National dementia strategy to focus on community care and stigma
Taoiseach pledges €27.5m in home support and GP resources to tackle disease
Mary Sutton from Atlantic Philanthropies and Taoiseach Enda Kenny at the launch of the Irish National Dementia Strategy at Government Buildings. Photograph: Gareth Chaney/Collins
Taoiseach Enda Kenny has unveiled a €27.5 million national dementia strategy that will focus on shattering the stigma of the diesase and supporting community care.
The Government, together with the Atlantic Philanthropies foundation, pledged €27.5 million to change how the illness is treated and understood over the next four years, as part of The Irish National Dementia Strategy.
The strategy was officially unveiled by Mr Kenny with Tánaiste Joan Burton, Minister of State for Mental Health Kathleen Lynch and Mary Sutton, Irish director of Atlantic Philanthropies.

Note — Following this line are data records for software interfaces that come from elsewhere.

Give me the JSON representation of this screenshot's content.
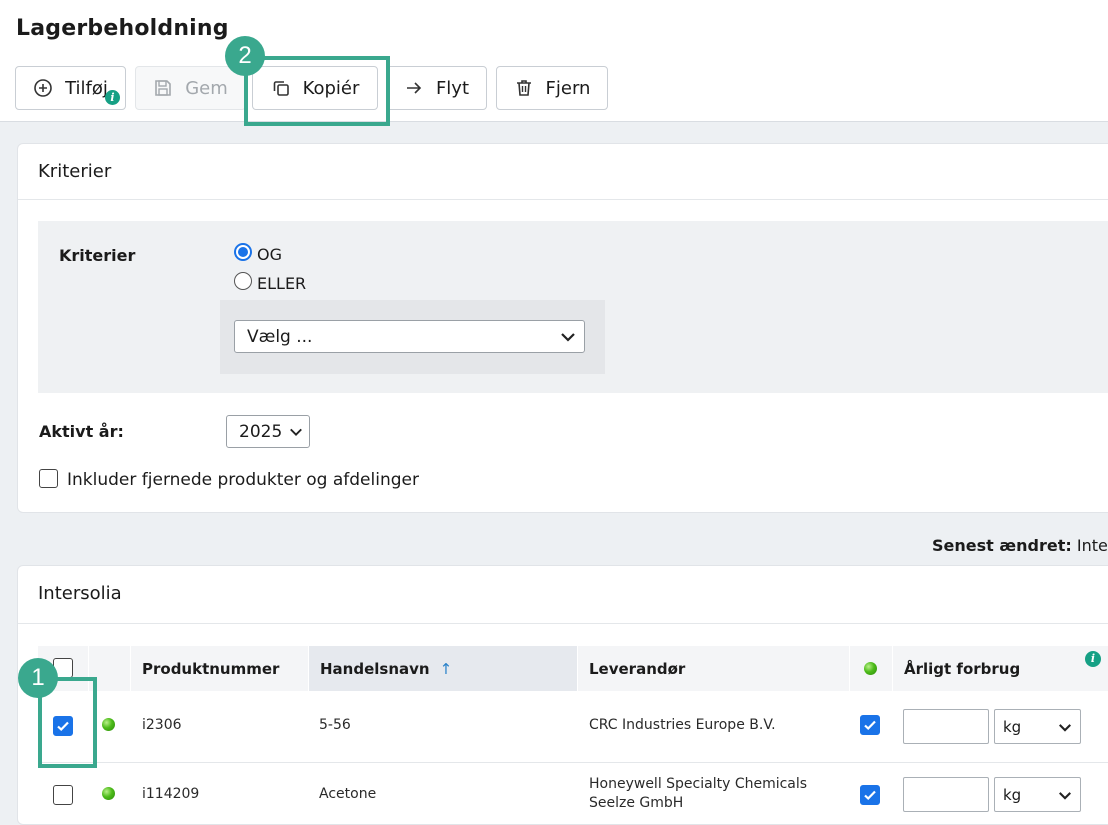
{
  "page": {
    "title": "Lagerbeholdning"
  },
  "toolbar": {
    "add_label": "Tilføj",
    "save_label": "Gem",
    "copy_label": "Kopiér",
    "move_label": "Flyt",
    "remove_label": "Fjern",
    "info_glyph": "i"
  },
  "callouts": {
    "copy": "2",
    "checkbox": "1"
  },
  "criteria_card": {
    "header": "Kriterier",
    "criteria_label": "Kriterier",
    "radio_and": "OG",
    "radio_or": "ELLER",
    "radio_selected": "OG",
    "select_placeholder": "Vælg ...",
    "active_year_label": "Aktivt år:",
    "active_year_value": "2025",
    "include_removed_label": "Inkluder fjernede produkter og afdelinger",
    "include_removed_checked": false
  },
  "last_changed": {
    "label": "Senest ændret:",
    "value": "Inters"
  },
  "table_card": {
    "header": "Intersolia",
    "columns": {
      "product_number": "Produktnummer",
      "trade_name": "Handelsnavn",
      "supplier": "Leverandør",
      "annual_usage": "Årligt forbrug",
      "sort_arrow": "↑"
    },
    "info_glyph": "i",
    "rows": [
      {
        "selected": true,
        "status": "green",
        "product_number": "i2306",
        "trade_name": "5-56",
        "supplier_line1": "CRC Industries Europe B.V.",
        "supplier_line2": "",
        "active": true,
        "usage": "",
        "unit": "kg"
      },
      {
        "selected": false,
        "status": "green",
        "product_number": "i114209",
        "trade_name": "Acetone",
        "supplier_line1": "Honeywell Specialty Chemicals",
        "supplier_line2": "Seelze GmbH",
        "active": true,
        "usage": "",
        "unit": "kg"
      }
    ]
  },
  "colors": {
    "accent": "#1a73e8",
    "callout": "#3aa88e",
    "info": "#16a085",
    "status_green": "#4dbb1a"
  }
}
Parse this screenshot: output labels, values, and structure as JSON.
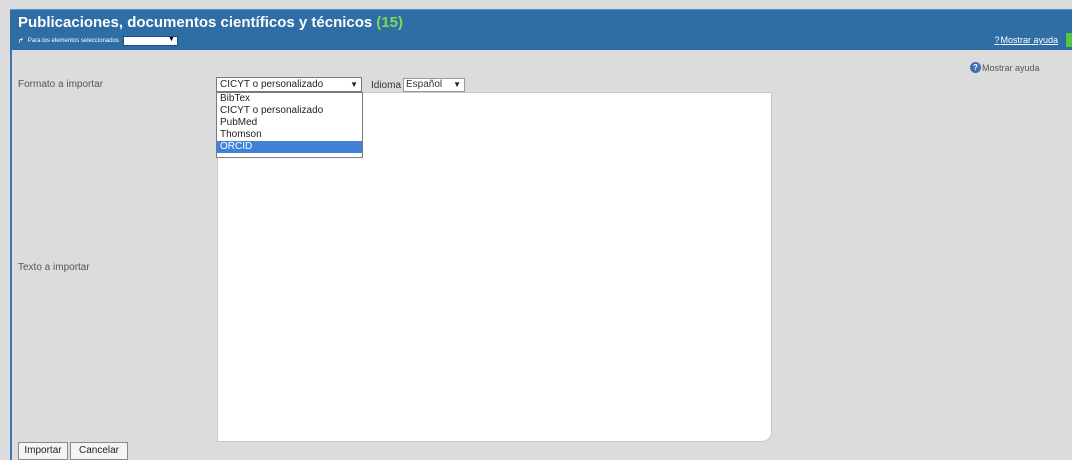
{
  "header": {
    "title": "Publicaciones, documentos científicos y técnicos",
    "count": "(15)",
    "sub_label": "Para los elementos seleccionados",
    "help_link": "Mostrar ayuda"
  },
  "help": {
    "label": "Mostrar ayuda",
    "icon": "question-icon"
  },
  "form": {
    "format_label": "Formato a importar",
    "format_selected": "CICYT o personalizado",
    "format_options": [
      "BibTex",
      "CICYT o personalizado",
      "PubMed",
      "Thomson",
      "ORCID"
    ],
    "highlighted_option": "ORCID",
    "idioma_label": "Idioma",
    "idioma_selected": "Español",
    "text_label": "Texto a importar",
    "text_value": ""
  },
  "buttons": {
    "import_label": "Importar",
    "cancel_label": "Cancelar"
  },
  "colors": {
    "header_bg": "#2e6ea5",
    "count_color": "#7ed957",
    "highlight": "#3f82d8",
    "page_bg": "#dcdcdc"
  }
}
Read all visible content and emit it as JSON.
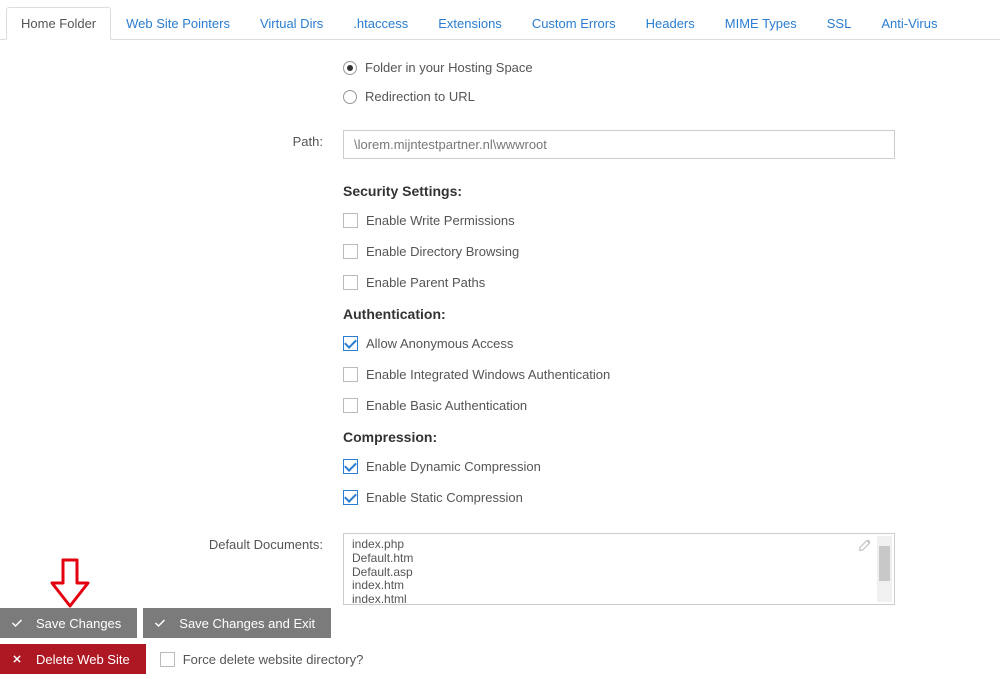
{
  "tabs": [
    {
      "label": "Home Folder",
      "active": true
    },
    {
      "label": "Web Site Pointers",
      "active": false
    },
    {
      "label": "Virtual Dirs",
      "active": false
    },
    {
      "label": ".htaccess",
      "active": false
    },
    {
      "label": "Extensions",
      "active": false
    },
    {
      "label": "Custom Errors",
      "active": false
    },
    {
      "label": "Headers",
      "active": false
    },
    {
      "label": "MIME Types",
      "active": false
    },
    {
      "label": "SSL",
      "active": false
    },
    {
      "label": "Anti-Virus",
      "active": false
    }
  ],
  "folder_type": {
    "option_folder": "Folder in your Hosting Space",
    "option_redirect": "Redirection to URL",
    "selected": "folder"
  },
  "path": {
    "label": "Path:",
    "value": "\\lorem.mijntestpartner.nl\\wwwroot"
  },
  "security": {
    "heading": "Security Settings:",
    "write_perms": {
      "label": "Enable Write Permissions",
      "checked": false
    },
    "dir_browse": {
      "label": "Enable Directory Browsing",
      "checked": false
    },
    "parent_paths": {
      "label": "Enable Parent Paths",
      "checked": false
    }
  },
  "auth": {
    "heading": "Authentication:",
    "anonymous": {
      "label": "Allow Anonymous Access",
      "checked": true
    },
    "windows": {
      "label": "Enable Integrated Windows Authentication",
      "checked": false
    },
    "basic": {
      "label": "Enable Basic Authentication",
      "checked": false
    }
  },
  "compression": {
    "heading": "Compression:",
    "dynamic": {
      "label": "Enable Dynamic Compression",
      "checked": true
    },
    "static": {
      "label": "Enable Static Compression",
      "checked": true
    }
  },
  "default_docs": {
    "label": "Default Documents:",
    "items": [
      "index.php",
      "Default.htm",
      "Default.asp",
      "index.htm",
      "index.html"
    ]
  },
  "buttons": {
    "save": "Save Changes",
    "save_exit": "Save Changes and Exit",
    "delete": "Delete Web Site",
    "force_delete": {
      "label": "Force delete website directory?",
      "checked": false
    }
  }
}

It will focus on caring for people in their communities and attempting to shatter stigma surrounding a disease characterised by both progressive cognitive impairment and deteriorating functional ability.
“Just as they once made memories for us, it’s important that we do everything we can to keep those memories for them in respect of the lives they have built with us and around us. In many cases it’s a long and sad goodbye,” Mr Kenny said of the disease’s effects on family members.
The strategy was a commitment of the Programme for Government and also considers social participation, end-of-life care, training for carers and a “refocusing” of existing healthcare funds.
The policy prioritises a roll out of intensive home support packages and the provision of “additional dementia-specific resources for GPs”, including training materials, guides and contacts for local services.
Elements of the strategy will be implemented between now and 2017, with €12 million coming from Atlantic Philanthropies and €15.5 million from the HSE. The former has already invested €14 million in research over the last three years, with an additional €10 million from the State.
Awareness and stigma
There will also be measures to address public awareness and stigma. “The days of putting a hand over your mouth and speaking about it in hushed tones should be well gone. I think that is the only way to reduce stigma,” said Ms Lynch.
Other actions to be considered when the resources become available include a role for specialist advisers in communities, designated senior clinicians in individual hospitals as well as the development of new residential care models.
The strategy was welcomed by the Alzheimer’s Society of Ireland. Chief executive Gerry Martin said the key aspect was the implementation of policy, in particular primary care training and early intervention.
“It does all start with an increase in awareness and a reduction in stigma. I think if the general population understand that this is something that needs not to be ignored, that in its own way will create a catalyst for increased attendance at GPs,” he said.